Bore-out, not to be confused with burn-out, is starting to spread. It is a psychosocial risk defined by burnout by boredom (unlike burnout caused by overwork). What are its causes ? And how to get out of it?

According to a 2011 article, published in the International Journal of Psychology and Management of Organizational Behavior, 30% of Western employees are affected. This is a risk that is difficult for others to understand. Boredom is permanent, everyday and doesn’t just happen during periods of slack activity.


  • Uninteresting tasks
  • Quantity of work available too low
  • Lack of interest in the job
  • Overqualification
  • Shelving
  • Activity requiring little action, reflection
  • Professional downgrading


  • Simulate a busy or normal activity in order to hide the problem and not lose your job
  • Appear to be stressed, overwhelmed so as not to get an extra boring task
  • Pretend to be professionally involved by staying at his post, even outside working hours (impression of continuous work by having lunch at their desk for example)


For the employee:

  • Tired
  • Demotivation
  • Feeling of shame
  • Sleeping troubles
  • Anxiety
  • Loss of self-esteem
  • Increased risk of heart attack and cardiovascular disease

For the employer:

  • Financial charge
  • More frequent sick leave
  • Low loyalty to the company

Who is concerned ?

Anyone can be affected. However, it seems that the civil service and the tertiary sector are the most affected.

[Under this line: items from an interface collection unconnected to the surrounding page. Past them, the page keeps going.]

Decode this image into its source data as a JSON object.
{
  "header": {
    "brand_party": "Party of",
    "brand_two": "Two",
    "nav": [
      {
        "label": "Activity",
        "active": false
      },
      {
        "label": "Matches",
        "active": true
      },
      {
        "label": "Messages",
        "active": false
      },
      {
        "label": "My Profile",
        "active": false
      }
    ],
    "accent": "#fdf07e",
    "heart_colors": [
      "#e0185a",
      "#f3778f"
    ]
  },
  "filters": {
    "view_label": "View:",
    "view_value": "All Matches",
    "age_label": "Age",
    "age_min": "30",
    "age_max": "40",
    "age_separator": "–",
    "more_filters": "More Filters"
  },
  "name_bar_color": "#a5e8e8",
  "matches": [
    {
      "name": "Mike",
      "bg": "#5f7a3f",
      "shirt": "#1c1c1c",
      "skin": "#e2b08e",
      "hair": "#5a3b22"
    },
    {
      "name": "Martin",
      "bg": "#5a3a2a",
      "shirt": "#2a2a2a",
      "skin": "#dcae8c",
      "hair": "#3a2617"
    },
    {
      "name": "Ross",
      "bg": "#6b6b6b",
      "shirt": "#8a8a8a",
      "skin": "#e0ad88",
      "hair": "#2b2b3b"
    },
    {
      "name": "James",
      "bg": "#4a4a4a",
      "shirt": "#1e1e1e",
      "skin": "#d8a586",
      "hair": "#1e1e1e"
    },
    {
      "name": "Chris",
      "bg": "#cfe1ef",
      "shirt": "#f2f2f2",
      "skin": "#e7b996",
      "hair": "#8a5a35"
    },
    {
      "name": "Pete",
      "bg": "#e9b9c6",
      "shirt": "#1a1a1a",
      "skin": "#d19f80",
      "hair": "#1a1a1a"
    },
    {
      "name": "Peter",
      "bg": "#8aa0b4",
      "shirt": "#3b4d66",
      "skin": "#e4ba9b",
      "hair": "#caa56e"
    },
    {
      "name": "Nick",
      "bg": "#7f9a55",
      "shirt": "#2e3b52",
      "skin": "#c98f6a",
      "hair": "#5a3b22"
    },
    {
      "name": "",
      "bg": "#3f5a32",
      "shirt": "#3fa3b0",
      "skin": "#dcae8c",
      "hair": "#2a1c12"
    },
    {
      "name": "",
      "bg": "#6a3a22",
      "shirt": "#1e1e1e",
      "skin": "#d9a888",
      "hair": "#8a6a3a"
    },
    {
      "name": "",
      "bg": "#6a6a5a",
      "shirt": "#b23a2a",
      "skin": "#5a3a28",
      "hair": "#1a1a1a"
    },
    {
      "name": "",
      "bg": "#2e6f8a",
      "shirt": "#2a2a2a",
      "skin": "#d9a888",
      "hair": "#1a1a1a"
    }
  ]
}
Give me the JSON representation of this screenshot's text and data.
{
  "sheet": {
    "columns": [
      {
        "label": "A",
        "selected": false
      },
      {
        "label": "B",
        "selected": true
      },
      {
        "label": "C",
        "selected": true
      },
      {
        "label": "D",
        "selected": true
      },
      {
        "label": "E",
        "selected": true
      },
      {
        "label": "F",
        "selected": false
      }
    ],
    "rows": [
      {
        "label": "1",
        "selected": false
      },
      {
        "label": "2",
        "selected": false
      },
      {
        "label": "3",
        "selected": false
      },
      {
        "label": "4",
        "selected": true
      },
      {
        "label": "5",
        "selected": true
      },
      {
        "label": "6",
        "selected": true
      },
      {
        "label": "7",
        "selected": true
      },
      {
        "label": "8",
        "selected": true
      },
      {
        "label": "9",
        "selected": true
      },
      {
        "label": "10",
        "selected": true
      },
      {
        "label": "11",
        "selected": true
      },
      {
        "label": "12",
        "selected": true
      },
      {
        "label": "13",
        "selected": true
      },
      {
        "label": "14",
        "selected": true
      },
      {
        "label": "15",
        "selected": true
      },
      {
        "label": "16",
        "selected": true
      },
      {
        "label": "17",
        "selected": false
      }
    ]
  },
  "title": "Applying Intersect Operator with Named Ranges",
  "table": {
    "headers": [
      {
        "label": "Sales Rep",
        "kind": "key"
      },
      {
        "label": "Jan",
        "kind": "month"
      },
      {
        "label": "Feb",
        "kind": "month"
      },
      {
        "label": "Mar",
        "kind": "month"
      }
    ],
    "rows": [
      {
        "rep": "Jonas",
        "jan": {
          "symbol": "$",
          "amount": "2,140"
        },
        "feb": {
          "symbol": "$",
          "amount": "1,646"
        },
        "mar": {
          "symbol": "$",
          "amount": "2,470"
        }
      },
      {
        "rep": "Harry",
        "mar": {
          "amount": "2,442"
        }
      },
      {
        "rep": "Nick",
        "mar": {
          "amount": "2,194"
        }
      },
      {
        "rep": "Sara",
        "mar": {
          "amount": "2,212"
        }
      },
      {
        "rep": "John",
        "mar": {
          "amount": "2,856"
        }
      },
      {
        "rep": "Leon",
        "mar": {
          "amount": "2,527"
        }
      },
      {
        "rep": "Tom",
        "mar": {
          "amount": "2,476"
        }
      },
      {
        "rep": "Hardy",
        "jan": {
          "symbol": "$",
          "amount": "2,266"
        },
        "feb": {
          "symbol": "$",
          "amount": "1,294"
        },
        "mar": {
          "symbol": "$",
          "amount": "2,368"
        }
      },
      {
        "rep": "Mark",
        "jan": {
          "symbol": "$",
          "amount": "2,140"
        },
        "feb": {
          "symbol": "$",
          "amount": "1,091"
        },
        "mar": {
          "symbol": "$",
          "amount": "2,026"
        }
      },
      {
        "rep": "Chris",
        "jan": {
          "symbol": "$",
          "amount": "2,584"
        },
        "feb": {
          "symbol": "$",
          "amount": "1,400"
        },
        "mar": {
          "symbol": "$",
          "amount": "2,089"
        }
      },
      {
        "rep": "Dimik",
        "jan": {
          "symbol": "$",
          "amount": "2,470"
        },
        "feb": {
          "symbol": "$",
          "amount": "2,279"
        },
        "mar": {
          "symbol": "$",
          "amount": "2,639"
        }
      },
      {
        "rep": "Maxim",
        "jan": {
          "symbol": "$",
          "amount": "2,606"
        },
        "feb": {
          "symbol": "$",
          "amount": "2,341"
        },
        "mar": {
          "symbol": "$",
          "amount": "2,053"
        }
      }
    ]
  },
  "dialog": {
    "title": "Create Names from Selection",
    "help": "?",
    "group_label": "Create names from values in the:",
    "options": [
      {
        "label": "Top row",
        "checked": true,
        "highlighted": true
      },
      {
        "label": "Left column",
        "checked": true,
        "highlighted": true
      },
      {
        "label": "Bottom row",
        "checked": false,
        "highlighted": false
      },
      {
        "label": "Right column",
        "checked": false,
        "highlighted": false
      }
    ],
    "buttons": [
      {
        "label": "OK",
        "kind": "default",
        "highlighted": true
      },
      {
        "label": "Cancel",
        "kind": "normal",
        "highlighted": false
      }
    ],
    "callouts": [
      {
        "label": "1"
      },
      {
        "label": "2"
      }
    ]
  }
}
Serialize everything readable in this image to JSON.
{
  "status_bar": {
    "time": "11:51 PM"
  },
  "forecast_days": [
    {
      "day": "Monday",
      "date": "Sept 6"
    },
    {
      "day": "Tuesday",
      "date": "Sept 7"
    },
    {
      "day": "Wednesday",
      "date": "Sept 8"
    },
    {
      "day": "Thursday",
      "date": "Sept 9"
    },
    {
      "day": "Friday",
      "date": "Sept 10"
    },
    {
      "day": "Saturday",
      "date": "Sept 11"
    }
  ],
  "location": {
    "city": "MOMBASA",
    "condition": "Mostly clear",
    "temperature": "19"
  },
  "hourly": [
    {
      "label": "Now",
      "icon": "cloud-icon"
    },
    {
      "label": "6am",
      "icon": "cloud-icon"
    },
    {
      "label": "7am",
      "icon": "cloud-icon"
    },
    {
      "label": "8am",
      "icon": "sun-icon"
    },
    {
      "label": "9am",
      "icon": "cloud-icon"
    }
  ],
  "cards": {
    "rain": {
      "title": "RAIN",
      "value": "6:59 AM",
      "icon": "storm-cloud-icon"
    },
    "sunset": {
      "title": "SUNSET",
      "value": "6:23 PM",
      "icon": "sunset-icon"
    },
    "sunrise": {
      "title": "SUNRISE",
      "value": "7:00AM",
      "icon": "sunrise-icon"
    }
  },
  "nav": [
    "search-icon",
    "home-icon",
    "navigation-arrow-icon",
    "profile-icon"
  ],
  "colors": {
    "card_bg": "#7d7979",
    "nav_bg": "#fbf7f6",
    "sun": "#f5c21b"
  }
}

    • If only one employee is affected: Request an interview with his superior to indicate his desire for investment, show his real motivation. The distribution of tasks and the assigned missions will surely be studied.
  • Consult your personal training account to try to obtain training or professional development, or retraining.